Toronto becoming hub for mobile apps companies
Polar Mobile Group's office feels like a typical Silicon Valley start-up. Employees wear the requisite jeans and t-shirts. A Mr. Potato Head doll rests on the ledge of one open-concept office. White boards abound, as groups of 20-somethings huddle around computers tweaking software that delivers CNN Money, Time and other tier-one news feeds to the BlackBerry and iPhone.
Only, Polar Mobile isn't in Silicon Valley. It's in Toronto. Conservative, cold, conventional Toronto -- which is home to one of the world's biggest clusters of mobile-application companies this side of Silicon Valley.
"It's very much a hotbed," said Michele Perras, director of the Mobile Experience Innovation Centre, a non-profit mobile-apps research and consulting organization. Perras estimates there are 200 mobile-apps-development companies in the greater Toronto Area, while another 750 GTA companies now have mobile-content offerings.
Proximity to several schools with world class computer-science and design programs, such as the University of Waterloo and the Ontario College of Art & Design, is one reason for Toronto's emergence as a mobile-apps hub.

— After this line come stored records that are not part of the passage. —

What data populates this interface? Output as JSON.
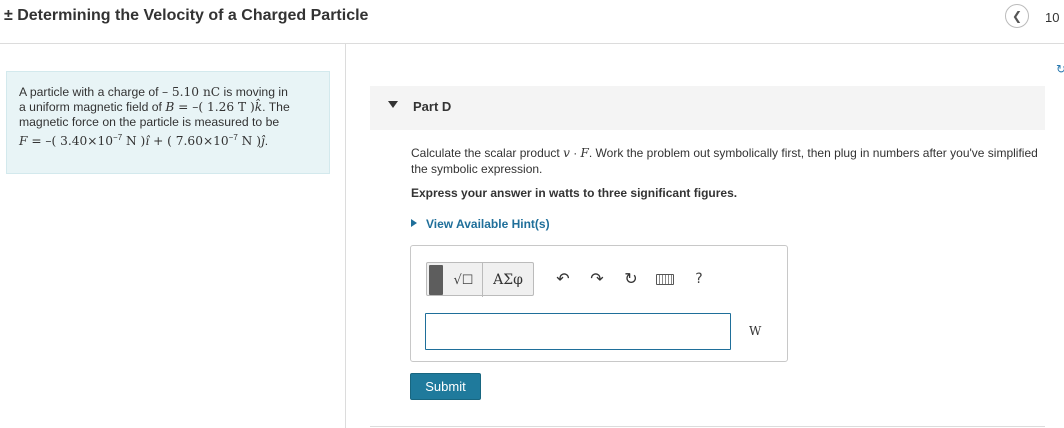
{
  "header": {
    "title": "± Determining the Velocity of a Charged Particle",
    "page_number": "10"
  },
  "problem": {
    "line1_a": "A particle with a charge of ",
    "line1_b": "– 5.10 ",
    "line1_c": "nC",
    "line1_d": " is moving in",
    "line2_a": "a uniform magnetic field of ",
    "line2_b": "B",
    "line2_c": " = –( 1.26 ",
    "line2_d": "T",
    "line2_e": " )",
    "line2_f": "k̂",
    "line2_g": ". The",
    "line3": "magnetic force on the particle is measured to be",
    "line4_a": "F",
    "line4_b": " = –( 3.40×10",
    "line4_exp1": "−7",
    "line4_c": " N )",
    "line4_d": "î",
    "line4_e": " + ( 7.60×10",
    "line4_exp2": "−7",
    "line4_f": " N )",
    "line4_g": "ĵ",
    "line4_h": "."
  },
  "part": {
    "label": "Part D",
    "question_a": "Calculate the scalar product ",
    "question_v": "v",
    "question_dot": " · ",
    "question_F": "F",
    "question_b": ". Work the problem out symbolically first, then plug in numbers after you've simplified the symbolic expression.",
    "instruction": "Express your answer in watts to three significant figures.",
    "hint_label": "View Available Hint(s)"
  },
  "answer": {
    "template_label": "√☐",
    "greek_label": "ΑΣφ",
    "help_label": "?",
    "input_value": "",
    "unit": "W",
    "submit_label": "Submit"
  },
  "icons": {
    "nav": "chevron-left-icon",
    "undo": "undo-icon",
    "redo": "redo-icon",
    "reset": "reset-icon",
    "keyboard": "keyboard-icon",
    "help": "help-icon"
  },
  "colors": {
    "accent": "#1f7a9c",
    "link": "#1f6f9a",
    "problem_bg": "#e8f4f6"
  }
}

Availability of public and private-sector funding is another, as is access to entrepreneurs and engineers who cut their teeth working at or with Blackberry maker Research In Motion Ltd.(RIMM), whose headquarters are just one hour west of Toronto in Waterloo, Ont.
"When RIM is in your community and you get a chance to work with them at an early stage in your career, it opens up a world of possibility in terms of understanding what you can do with smartphones," said Marlon Rodrigues, a University of Waterloo alumnus who worked at RIM on a student-placement program before co-founding Polar.

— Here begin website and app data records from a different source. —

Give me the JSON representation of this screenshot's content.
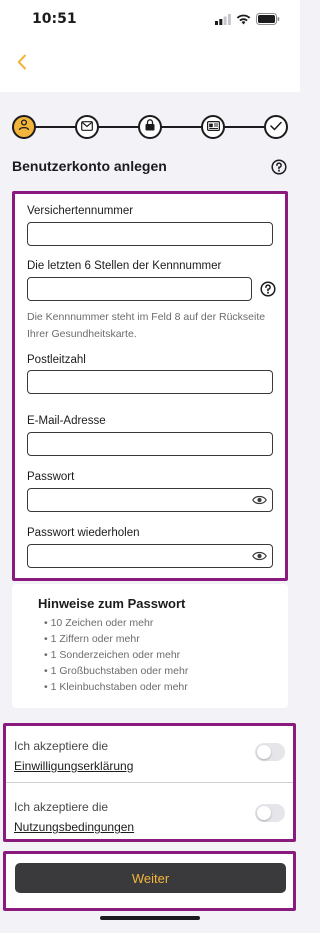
{
  "status": {
    "time": "10:51",
    "icons": [
      "signal-icon",
      "wifi-icon",
      "battery-icon"
    ]
  },
  "nav": {
    "back_icon": "chevron-left-icon"
  },
  "stepper": {
    "steps": [
      {
        "icon": "user-icon",
        "state": "active"
      },
      {
        "icon": "mail-icon",
        "state": "upcoming"
      },
      {
        "icon": "lock-icon",
        "state": "upcoming"
      },
      {
        "icon": "id-card-icon",
        "state": "upcoming"
      },
      {
        "icon": "check-icon",
        "state": "upcoming"
      }
    ]
  },
  "header": {
    "title": "Benutzerkonto anlegen",
    "help_icon": "help-circle-icon"
  },
  "form": {
    "fields": [
      {
        "label": "Versichertennummer",
        "value": "",
        "placeholder": ""
      },
      {
        "label": "Die letzten 6 Stellen der Kennnummer",
        "value": "",
        "placeholder": ""
      },
      {
        "label": "Postleitzahl",
        "value": "",
        "placeholder": ""
      },
      {
        "label": "E-Mail-Adresse",
        "value": "",
        "placeholder": ""
      },
      {
        "label": "Passwort",
        "value": "",
        "placeholder": ""
      },
      {
        "label": "Passwort wiederholen",
        "value": "",
        "placeholder": ""
      }
    ],
    "kennnummer_hint": "Die Kennnummer steht im Feld 8 auf der Rückseite Ihrer Gesundheitskarte."
  },
  "password_hints": {
    "title": "Hinweise zum Passwort",
    "items": [
      "• 10 Zeichen oder mehr",
      "• 1 Ziffern oder mehr",
      "• 1 Sonderzeichen oder mehr",
      "• 1 Großbuchstaben oder mehr",
      "• 1 Kleinbuchstaben oder mehr"
    ]
  },
  "consents": [
    {
      "prefix": "Ich akzeptiere die",
      "link": "Einwilligungserklärung",
      "checked": false
    },
    {
      "prefix": "Ich akzeptiere die",
      "link": "Nutzungsbedingungen",
      "checked": false
    }
  ],
  "footer": {
    "weiter_label": "Weiter"
  },
  "colors": {
    "accent": "#f2b43b",
    "highlight_border": "#8b1a7e",
    "button_bg": "#3a3a3c",
    "background": "#f2f2f7"
  }
}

Before moving to its current location, Polar shared a Toronto office with Extreme Venture Partners, an apps incubator that helped pioneer the mobile apps scene in Toronto. Founded in 2008, Extreme has invested in 15 apps companies so far, most in the greater Toronto Area. One of those firms, BumpTop, was acquired by Google Inc., earlier this year. Another, J2Play, was bought by Electronic Arts in 2009.